Samsung Electronics Co. Ltd. is considering big changes to the operating system of its upcoming Galaxy S6. In addition to an overhaul of the look and feel of the device, which may include a metal exterior and curved display, Samsung is revamping the operating system to a version of Google's Android that will include an overlay of applications and features called TouchWiz.
TouchWiz has been criticized as bloatware for consuming storage capacity on Android phones with its extraneous applications and features. But Samsung is said to be reconsidering this approach and adopting a version of Android more in-line with phones Google makes, which run a version of Android that some enthusiasts call "pure Android."

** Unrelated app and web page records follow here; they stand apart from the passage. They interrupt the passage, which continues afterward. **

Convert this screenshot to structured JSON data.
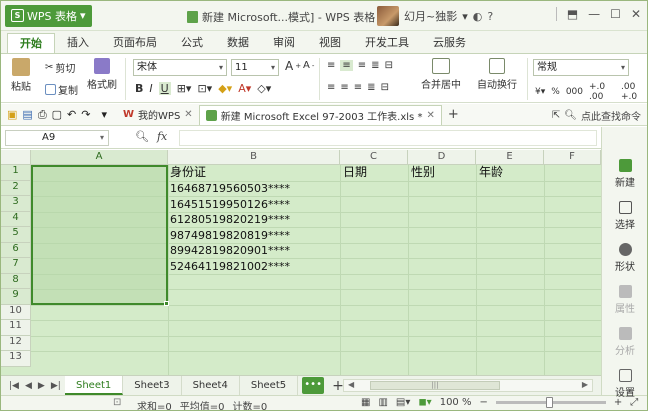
{
  "titlebar": {
    "app_name": "WPS 表格",
    "document_title": "新建 Microsoft...模式] - WPS 表格",
    "user_name": "幻月~独影",
    "help_label": "?"
  },
  "ribbon_tabs": [
    "开始",
    "插入",
    "页面布局",
    "公式",
    "数据",
    "审阅",
    "视图",
    "开发工具",
    "云服务"
  ],
  "ribbon": {
    "paste": "粘贴",
    "cut": "剪切",
    "copy": "复制",
    "format_painter": "格式刷",
    "font_name": "宋体",
    "font_size": "11",
    "bold": "B",
    "italic": "I",
    "underline": "U",
    "merge_center": "合并居中",
    "wrap_text": "自动换行",
    "number_format": "常规",
    "percent": "%",
    "comma": "000",
    "inc_decimal": "+.0 .00",
    "dec_decimal": ".00 +.0"
  },
  "doc_tabs": {
    "home_tab": "我的WPS",
    "file_tab": "新建 Microsoft Excel 97-2003 工作表.xls *",
    "search_cmd": "点此查找命令"
  },
  "formula_bar": {
    "cell_ref": "A9",
    "fx_label": "fx",
    "content": ""
  },
  "columns": [
    "A",
    "B",
    "C",
    "D",
    "E",
    "F"
  ],
  "rows": [
    "1",
    "2",
    "3",
    "4",
    "5",
    "6",
    "7",
    "8",
    "9",
    "10",
    "11",
    "12",
    "13"
  ],
  "cells": {
    "b1": "身份证",
    "c1": "日期",
    "d1": "性别",
    "e1": "年龄",
    "b2": "16468719560503****",
    "b3": "16451519950126****",
    "b4": "61280519820219****",
    "b5": "98749819820819****",
    "b6": "89942819820901****",
    "b7": "52464119821002****"
  },
  "sheets": [
    "Sheet1",
    "Sheet3",
    "Sheet4",
    "Sheet5"
  ],
  "sheet_more": "•••",
  "sheet_add": "+",
  "status": {
    "sum": "求和=0",
    "average": "平均值=0",
    "count": "计数=0",
    "zoom": "100 %"
  },
  "side_panel": [
    "新建",
    "选择",
    "形状",
    "属性",
    "分析",
    "设置"
  ],
  "colors": {
    "accent": "#4d9a3a",
    "selection_fill": "#d4ebc9",
    "selection_border": "#3f8a2b"
  }
}
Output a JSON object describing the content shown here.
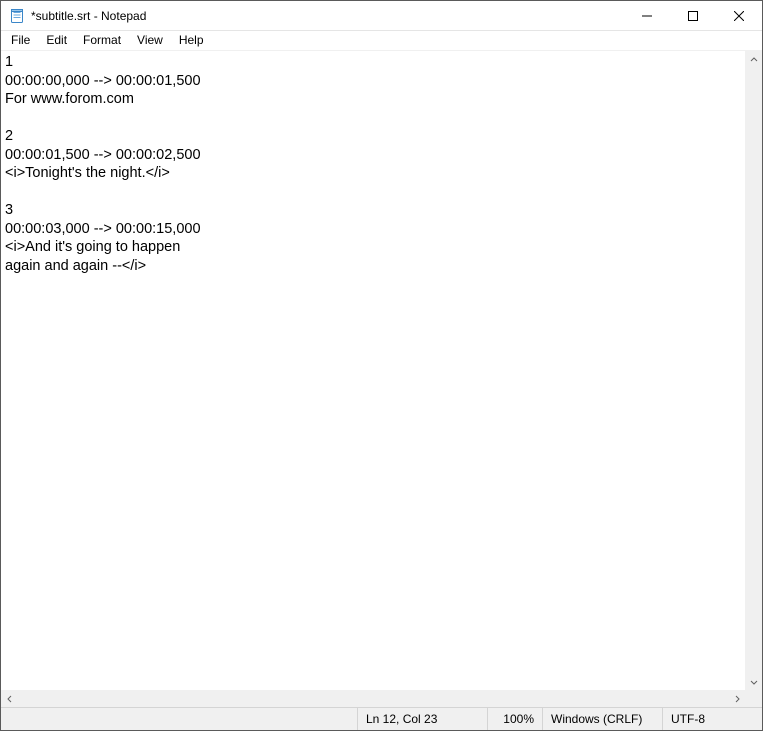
{
  "window": {
    "title": "*subtitle.srt - Notepad"
  },
  "menu": {
    "file": "File",
    "edit": "Edit",
    "format": "Format",
    "view": "View",
    "help": "Help"
  },
  "editor": {
    "content": "1\n00:00:00,000 --> 00:00:01,500\nFor www.forom.com\n\n2\n00:00:01,500 --> 00:00:02,500\n<i>Tonight's the night.</i>\n\n3\n00:00:03,000 --> 00:00:15,000\n<i>And it's going to happen\nagain and again --</i>"
  },
  "status": {
    "position": "Ln 12, Col 23",
    "zoom": "100%",
    "eol": "Windows (CRLF)",
    "encoding": "UTF-8"
  }
}
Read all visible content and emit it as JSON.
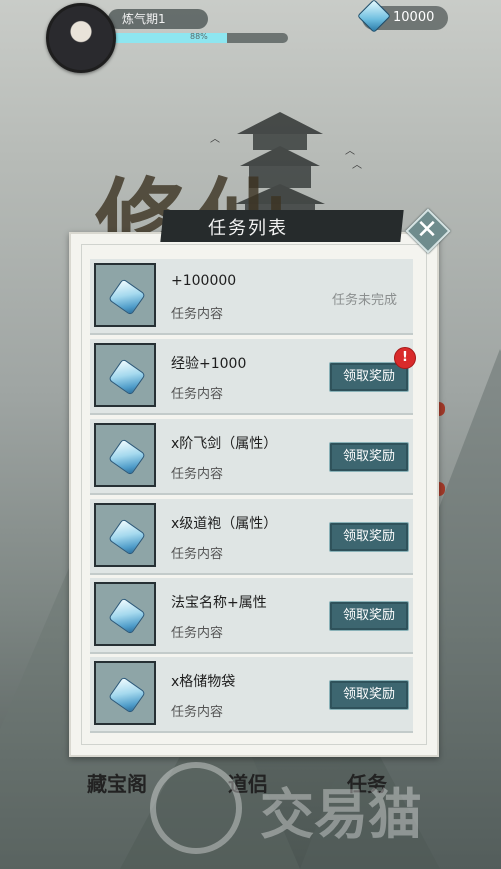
{
  "hud": {
    "level_label": "炼气期1",
    "xp_text": "88%",
    "xp_fraction": 0.66,
    "gem_count": "10000"
  },
  "background": {
    "title_art": "修仙"
  },
  "modal": {
    "title": "任务列表",
    "close_symbol": "✕",
    "tasks": [
      {
        "title": "+100000",
        "subtitle": "任务内容",
        "status": "任务未完成",
        "button": ""
      },
      {
        "title": "经验+1000",
        "subtitle": "任务内容",
        "status": "",
        "button": "领取奖励"
      },
      {
        "title": "x阶飞剑（属性）",
        "subtitle": "任务内容",
        "status": "",
        "button": "领取奖励"
      },
      {
        "title": "x级道袍（属性）",
        "subtitle": "任务内容",
        "status": "",
        "button": "领取奖励"
      },
      {
        "title": "法宝名称+属性",
        "subtitle": "任务内容",
        "status": "",
        "button": "领取奖励"
      },
      {
        "title": "x格储物袋",
        "subtitle": "任务内容",
        "status": "",
        "button": "领取奖励"
      }
    ],
    "notify_badge": "!"
  },
  "bottom_nav": {
    "items": [
      "藏宝阁",
      "道侣",
      "任务"
    ]
  },
  "watermark": {
    "text": "交易猫"
  },
  "colors": {
    "accent": "#3d6670",
    "badge_red": "#d92b2b",
    "title_bar": "#262b2c"
  }
}
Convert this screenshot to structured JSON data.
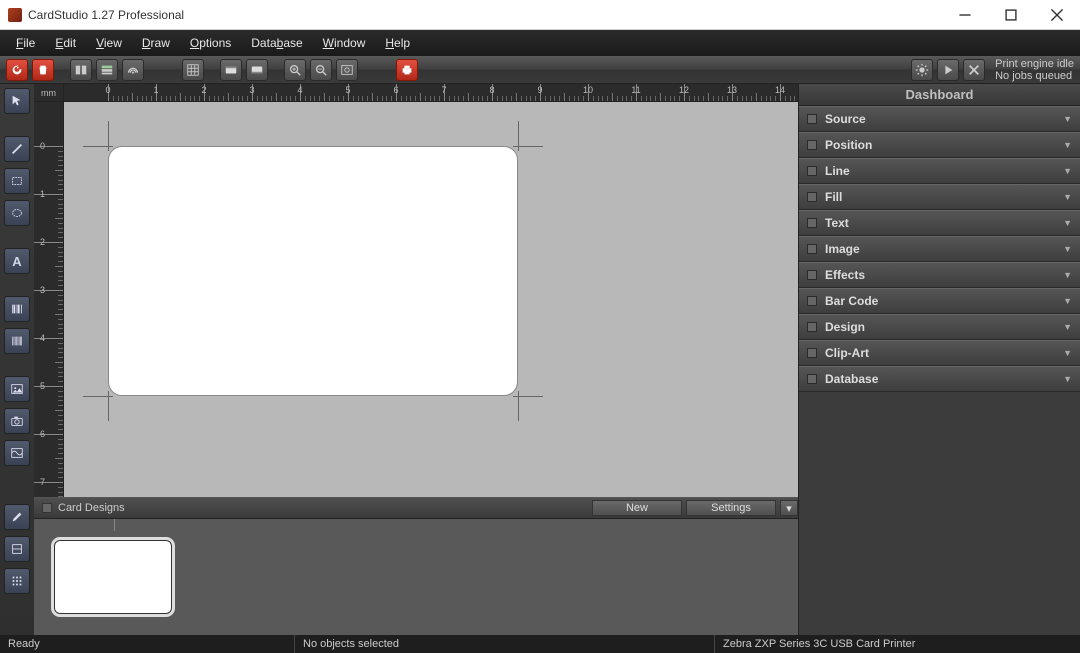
{
  "app": {
    "title": "CardStudio 1.27 Professional"
  },
  "menu": [
    "File",
    "Edit",
    "View",
    "Draw",
    "Options",
    "Database",
    "Window",
    "Help"
  ],
  "toolbar": {
    "buttons": [
      "refresh",
      "delete",
      "grid",
      "db-grid",
      "wifi",
      "spreadsheet",
      "undo",
      "redo",
      "zoom-in",
      "zoom-out",
      "fit",
      "print-red"
    ]
  },
  "print": {
    "line1": "Print engine idle",
    "line2": "No jobs queued"
  },
  "tools": [
    "pointer",
    "pencil",
    "rect-select",
    "ellipse",
    "text",
    "barcode",
    "barcode2d",
    "image",
    "camera",
    "effects",
    "line",
    "shape-cat",
    "list"
  ],
  "ruler": {
    "unit": "mm",
    "h_marks": [
      0,
      1,
      2,
      3,
      4,
      5,
      6,
      7,
      8,
      9,
      10,
      11,
      12,
      13,
      14
    ],
    "v_marks": [
      0,
      1,
      2,
      3,
      4,
      5,
      6
    ]
  },
  "card_designs": {
    "title": "Card Designs",
    "new": "New",
    "settings": "Settings"
  },
  "dashboard": {
    "title": "Dashboard",
    "sections": [
      "Source",
      "Position",
      "Line",
      "Fill",
      "Text",
      "Image",
      "Effects",
      "Bar Code",
      "Design",
      "Clip-Art",
      "Database"
    ]
  },
  "status": {
    "ready": "Ready",
    "selection": "No objects selected",
    "printer": "Zebra ZXP Series 3C USB Card Printer"
  }
}
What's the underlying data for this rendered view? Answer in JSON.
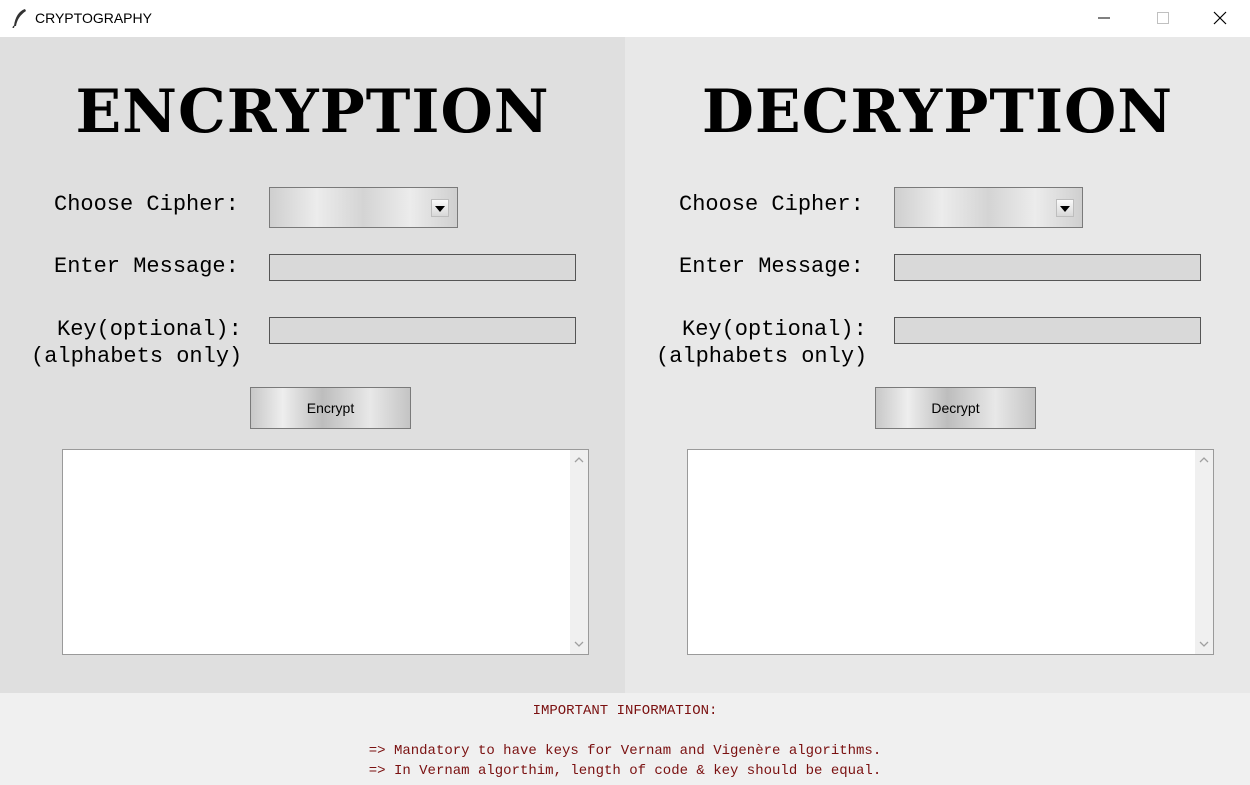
{
  "window": {
    "title": "CRYPTOGRAPHY",
    "icon": "feather-icon",
    "controls": [
      "minimize-icon",
      "maximize-icon",
      "close-icon"
    ]
  },
  "encryption": {
    "heading": "ENCRYPTION",
    "cipher_label": "Choose Cipher:",
    "cipher_value": "",
    "message_label": "Enter Message:",
    "message_value": "",
    "key_label": "Key(optional):",
    "key_hint": "(alphabets only)",
    "key_value": "",
    "button_label": "Encrypt",
    "output_text": ""
  },
  "decryption": {
    "heading": "DECRYPTION",
    "cipher_label": "Choose Cipher:",
    "cipher_value": "",
    "message_label": "Enter Message:",
    "message_value": "",
    "key_label": "Key(optional):",
    "key_hint": "(alphabets only)",
    "key_value": "",
    "button_label": "Decrypt",
    "output_text": ""
  },
  "info": {
    "title": "IMPORTANT INFORMATION:",
    "lines": [
      "=> Mandatory to have keys for Vernam and Vigenère algorithms.",
      "=> In Vernam algorthim, length of code & key should be equal."
    ]
  },
  "colors": {
    "left_panel": "#dfdfdf",
    "right_panel": "#e8e8e8",
    "info_text": "#7a1010"
  }
}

“We are aiming to get rid of unnecessary functions and simplify our UI at the level of Google's Nexus 6,” an unnamed Samsung source told Business Korea.
Samsung devices have become some of the most bloatware-heavy on the market over the past three years. The manufacturer has attempted to market a host of special features on its devices -- for example, its smart screen features, Air View features and motion- and gesture-control features -- aimed at making users’ lives easier.
The Samsung dubbed its 2013 flagship Galaxy S4 the “life companion” due to all of its special features. But those features often went unused and were unable to be deleted from the device’s system. Additionally, Samsung’s host of features takes up a considerable amount of internal storage on its smartphones.
Much to users’ chagrin, a Galaxy S4 16GB models would ship with as little as 8GB of usable storage. Samsung’s software can bring a 32GB Galaxy Note 4 smartphone down to about 18GB of usable storage. Minimal storage has been one of many aspects that have deterred consumers from Samsung smartphones.
Conversely, Google’s Nexus devices have some of the highest available storage on the market due to running the stock Android operating system with no added bloatware from device manufacturers. A 32GB Nexus 6 smartphone ships with about 25GB of usable storage.
Samsung is currently rethinking its product strategy amid a dismal 2014, when handset sales plummeted. In particular, the manufacturer has committed itself to a complete overhaul of the Samsung Galaxy S6 flagship, after the 2014 Galaxy S5 was considered a flop on the market.
There are no details on just how Samsung may overhaul its TouchWiz user interface. Changes could include some sort of software optimization in order to make system files smaller to take up less space on handsets. Samsung is getting rid of services as as ChatOn and WatchOn, but it is uncertain if other features will also get the ax.
This isn’t the first time reports have suggested an overhaul of TouchWiz. Consumers expected to see a lighter user interface on the Galaxy S5; but the device was released with all of Samsung’s standard bloatware. The difference now, however, is that Samsung’s bottom line depends on a major change.
The Samsung Galaxy S6 could be announced in March during the Mobile World Congress and may launch sometime in April.